There's value to be found in smaller U.S. industrial names, and this screen can help you find it.
When considering the likely bankruptcy of General Motors
Price/Sales < 1.0
Price/sales tends to be a good valuation tool for industrials stocks. Sales are less variable than earnings and cash flows because operating and financial leverage magnify changes to profits relative to revenues. So price/sales gives you a smoother, more meaningful number to screen on. It's meaningful even when profits are low or negative (sales are never negative). For a cyclical stock, a low P/E can simply mean earnings have peaked and it's all downhill from here. In fact, there's an old saw that the time to buy cyclicals is when the P/E is astronomical, as that means earnings might be bottoming. For this screen, we require a low price/sales ratio--less than 1.0.

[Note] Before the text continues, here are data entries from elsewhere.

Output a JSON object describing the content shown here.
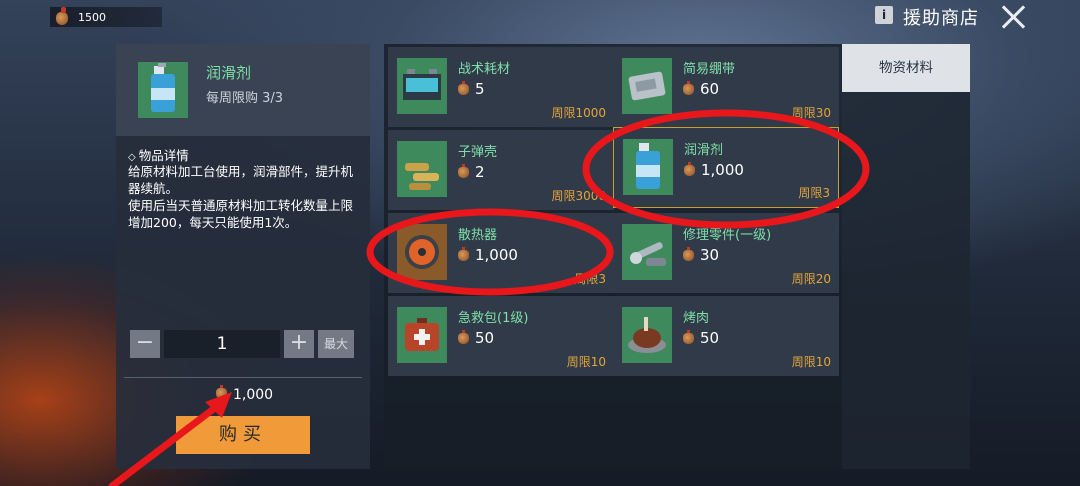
{
  "top_bar": {
    "currency_amount": "1500",
    "shop_title": "援助商店",
    "info_label": "i"
  },
  "detail": {
    "name": "润滑剂",
    "limit_text": "每周限购  3/3",
    "section_title": "物品详情",
    "desc_line1": "给原材料加工台使用，润滑部件，提升机器续航。",
    "desc_line2": "使用后当天普通原材料加工转化数量上限增加200，每天只能使用1次。",
    "minus_label": "−",
    "quantity": "1",
    "plus_label": "+",
    "max_label": "最大",
    "total_price": "1,000",
    "buy_label": "购买"
  },
  "items": [
    {
      "name": "战术耗材",
      "price": "5",
      "limit": "周限1000",
      "icon": "battery-icon"
    },
    {
      "name": "简易绷带",
      "price": "60",
      "limit": "周限30",
      "icon": "bandage-icon"
    },
    {
      "name": "子弹壳",
      "price": "2",
      "limit": "周限3000",
      "icon": "shell-casing-icon"
    },
    {
      "name": "润滑剂",
      "price": "1,000",
      "limit": "周限3",
      "icon": "spray-can-icon"
    },
    {
      "name": "散热器",
      "price": "1,000",
      "limit": "周限3",
      "icon": "cooling-fan-icon"
    },
    {
      "name": "修理零件(一级)",
      "price": "30",
      "limit": "周限20",
      "icon": "wrench-icon"
    },
    {
      "name": "急救包(1级)",
      "price": "50",
      "limit": "周限10",
      "icon": "first-aid-kit-icon"
    },
    {
      "name": "烤肉",
      "price": "50",
      "limit": "周限10",
      "icon": "roast-meat-icon"
    }
  ],
  "tabs": {
    "active": "物资材料"
  },
  "colors": {
    "accent_green": "#7ee0a8",
    "limit_orange": "#e3a43a",
    "buy_orange": "#f09a3a",
    "annotation_red": "#e8171b"
  }
}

And Dividend Yield > Dividend Yield of the S&P 500
Perhaps I've been spending too much time with Josh Peters, Morningstar's dividend strategist, but I'm paying more attention to dividend yields these days. The typical industrials stock is not in the ramp-up phase of its growth cycle and therefore should be paying out profits to shareholders in the form of dividends. Given the S&P 500 dividend yield of 3.3%, I should demand at least that much from an industrial. Plus, a dividend signals that management thinks the company has the wherewithal to part with cash; other things equal, that's a good sign.

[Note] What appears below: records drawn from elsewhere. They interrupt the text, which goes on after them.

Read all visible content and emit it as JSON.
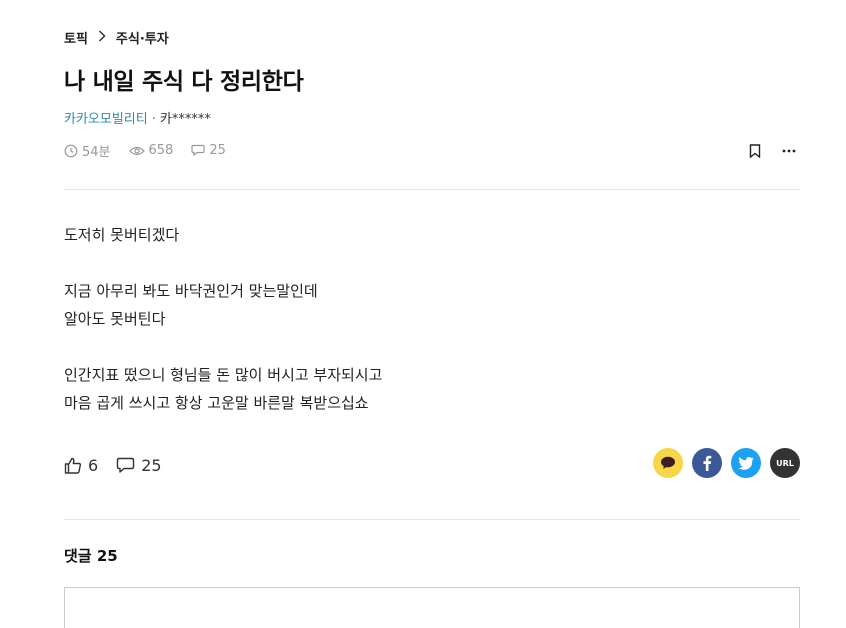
{
  "breadcrumb": {
    "root": "토픽",
    "separator_icon": "chevron-right-icon",
    "category": "주식·투자"
  },
  "post": {
    "title": "나 내일 주식 다 정리한다",
    "company": "카카오모빌리티",
    "separator": "·",
    "nickname": "카******",
    "time": "54분",
    "views": "658",
    "comment_count": "25",
    "body": [
      "도저히 못버티겠다",
      "",
      "지금 아무리 봐도 바닥권인거 맞는말인데",
      "알아도 못버틴다",
      "",
      "인간지표 떴으니 형님들 돈 많이 버시고 부자되시고",
      "마음 곱게 쓰시고 항상 고운말 바른말 복받으십쇼"
    ]
  },
  "reactions": {
    "likes": "6",
    "comments": "25"
  },
  "share": {
    "kakao_color": "#F7D648",
    "facebook_color": "#3B5998",
    "twitter_color": "#1DA1F2",
    "url_color": "#333333",
    "url_label": "URL"
  },
  "comments": {
    "title": "댓글 25"
  }
}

And Financial Health Grade >= B
For an industrial to make us money, it needs to make it through this crisis. So a financial health criterion is essential. We could screen by any number of financial health variables--financial leverage less than three, for example, or debt/equity less than 50%. But the financial health grade tends to be a more reliable screening tool in the sense that you get fewer false positives. Tossing out any company that fails to make an arbitrary cut-off on one of the traditional financial leverage ratios tends to (at least in my experience) eliminate too many solid companies; there's often a financial ratio that a company will look poor on (financial leverage, say, because the company has bought back a lot of shares, depressing its book equity), even if it's actually quite strong on closer inspection.

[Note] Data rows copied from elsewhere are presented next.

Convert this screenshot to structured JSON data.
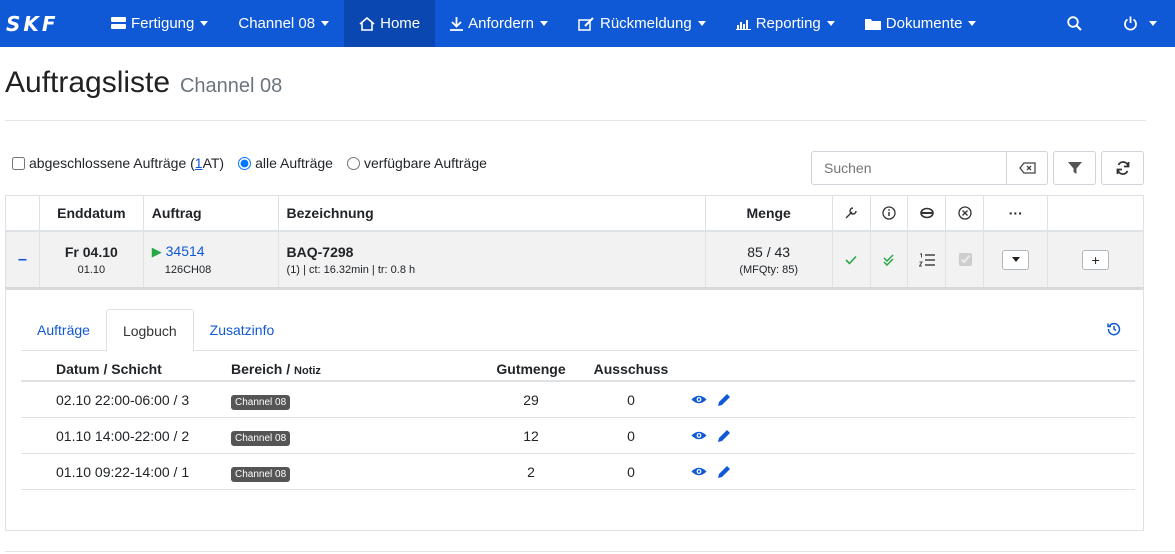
{
  "nav": {
    "brand": "SKF",
    "items": [
      {
        "label": "Fertigung",
        "icon": "server-icon"
      },
      {
        "label": "Channel 08",
        "icon": ""
      },
      {
        "label": "Home",
        "icon": "home-icon"
      },
      {
        "label": "Anfordern",
        "icon": "download-icon"
      },
      {
        "label": "Rückmeldung",
        "icon": "edit-icon"
      },
      {
        "label": "Reporting",
        "icon": "chart-icon"
      },
      {
        "label": "Dokumente",
        "icon": "folder-icon"
      }
    ]
  },
  "header": {
    "title": "Auftragsliste",
    "subtitle": "Channel 08"
  },
  "filters": {
    "closed_label": "abgeschlossene Aufträge (",
    "closed_count": "1",
    "closed_suffix": " AT)",
    "all_label": "alle Aufträge",
    "available_label": "verfügbare Aufträge",
    "search_placeholder": "Suchen"
  },
  "table": {
    "headers": {
      "enddatum": "Enddatum",
      "auftrag": "Auftrag",
      "bezeichnung": "Bezeichnung",
      "menge": "Menge",
      "more": "···"
    },
    "row": {
      "toggle": "–",
      "day": "Fr 04.10",
      "date": "01.10",
      "order_no": "34514",
      "order_code": "126CH08",
      "name": "BAQ-7298",
      "detail": "(1) | ct: 16.32min | tr: 0.8 h",
      "qty": "85 / 43",
      "mfqty": "(MFQty: 85)",
      "add": "+"
    }
  },
  "detail": {
    "tabs": [
      "Aufträge",
      "Logbuch",
      "Zusatzinfo"
    ],
    "active_tab": "Logbuch",
    "log_headers": {
      "datum": "Datum / Schicht",
      "bereich": "Bereich / ",
      "notiz": "Notiz",
      "gutmenge": "Gutmenge",
      "ausschuss": "Ausschuss"
    },
    "log_rows": [
      {
        "datum": "02.10 22:00-06:00 / 3",
        "bereich": "Channel 08",
        "gutmenge": "29",
        "ausschuss": "0"
      },
      {
        "datum": "01.10 14:00-22:00 / 2",
        "bereich": "Channel 08",
        "gutmenge": "12",
        "ausschuss": "0"
      },
      {
        "datum": "01.10 09:22-14:00 / 1",
        "bereich": "Channel 08",
        "gutmenge": "2",
        "ausschuss": "0"
      }
    ]
  },
  "colors": {
    "nav": "#0f58d6",
    "nav_active": "#0a47b0",
    "link": "#0f58d6",
    "success": "#28a745"
  }
}
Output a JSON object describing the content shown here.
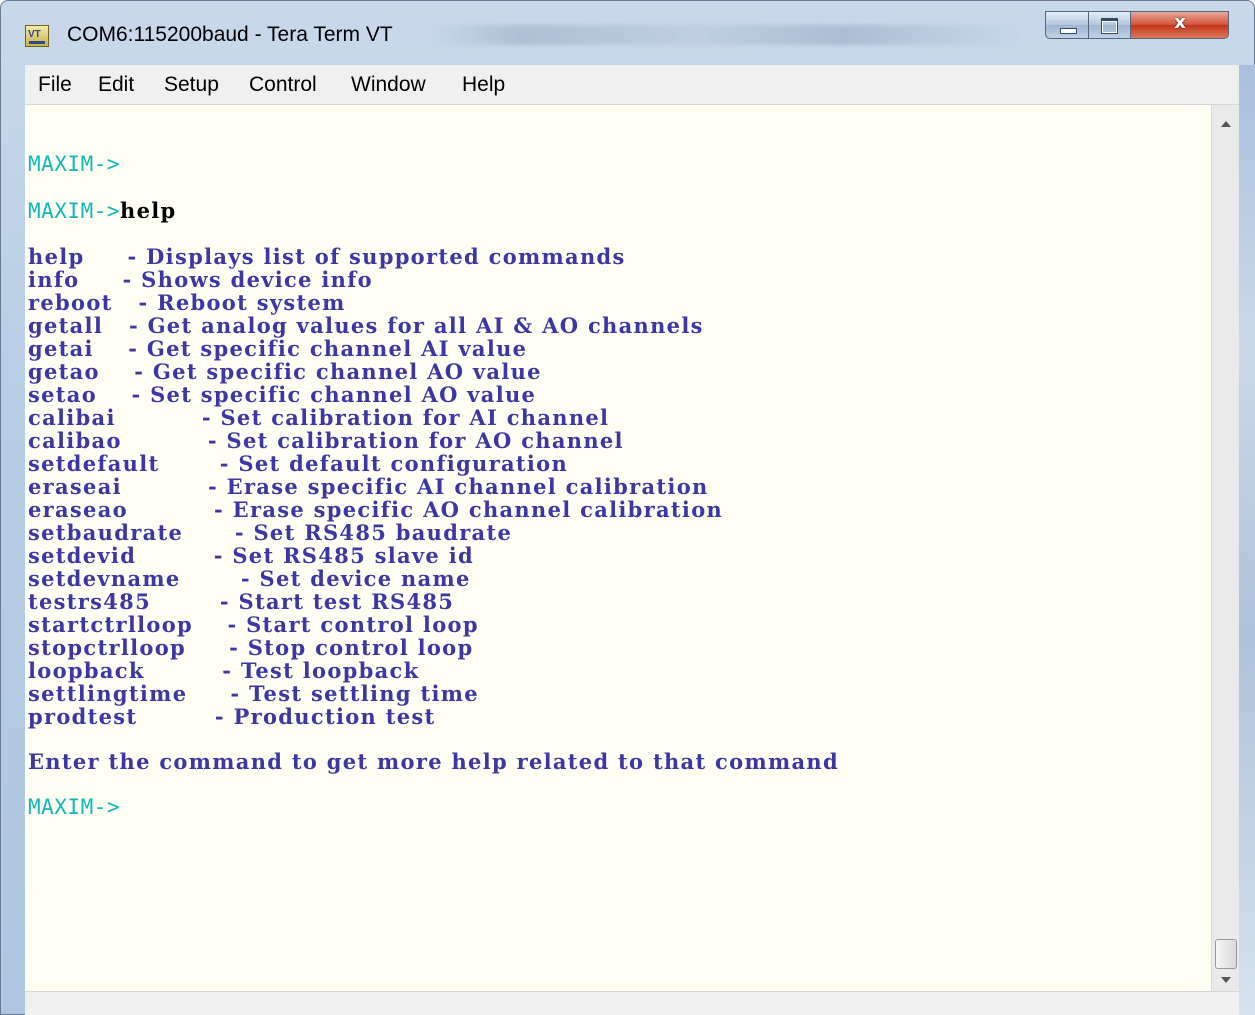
{
  "window": {
    "title": "COM6:115200baud - Tera Term VT",
    "icon": "tera-term-app-icon",
    "controls": {
      "minimize": "minimize-icon",
      "maximize": "maximize-icon",
      "close": "x"
    }
  },
  "menu": [
    {
      "label": "File"
    },
    {
      "label": "Edit"
    },
    {
      "label": "Setup"
    },
    {
      "label": "Control"
    },
    {
      "label": "Window"
    },
    {
      "label": "Help"
    }
  ],
  "terminal": {
    "colors": {
      "background": "#fffff4",
      "text": "#3c37a4",
      "prompt": "#13b8b8",
      "input": "#000000"
    },
    "prompt": "MAXIM->",
    "entered_command": "help",
    "help_lines": [
      "help     - Displays list of supported commands",
      "info     - Shows device info",
      "reboot   - Reboot system",
      "getall   - Get analog values for all AI & AO channels",
      "getai    - Get specific channel AI value",
      "getao    - Get specific channel AO value",
      "setao    - Set specific channel AO value",
      "calibai          - Set calibration for AI channel",
      "calibao          - Set calibration for AO channel",
      "setdefault       - Set default configuration",
      "eraseai          - Erase specific AI channel calibration",
      "eraseao          - Erase specific AO channel calibration",
      "setbaudrate      - Set RS485 baudrate",
      "setdevid         - Set RS485 slave id",
      "setdevname       - Set device name",
      "testrs485        - Start test RS485",
      "startctrlloop    - Start control loop",
      "stopctrlloop     - Stop control loop",
      "loopback         - Test loopback",
      "settlingtime     - Test settling time",
      "prodtest         - Production test"
    ],
    "footer": "Enter the command to get more help related to that command"
  }
}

The financial health grade, in my opinion, does a good job across a variety of different types of firms. It ignores book equity (using market capitalization instead), and only relies on the book value of liabilities from the balance sheet. And even if liabilities are understated on the books, the market capitalization will often reflect the off-balance-sheet liabilities, keeping the financial health grade honest.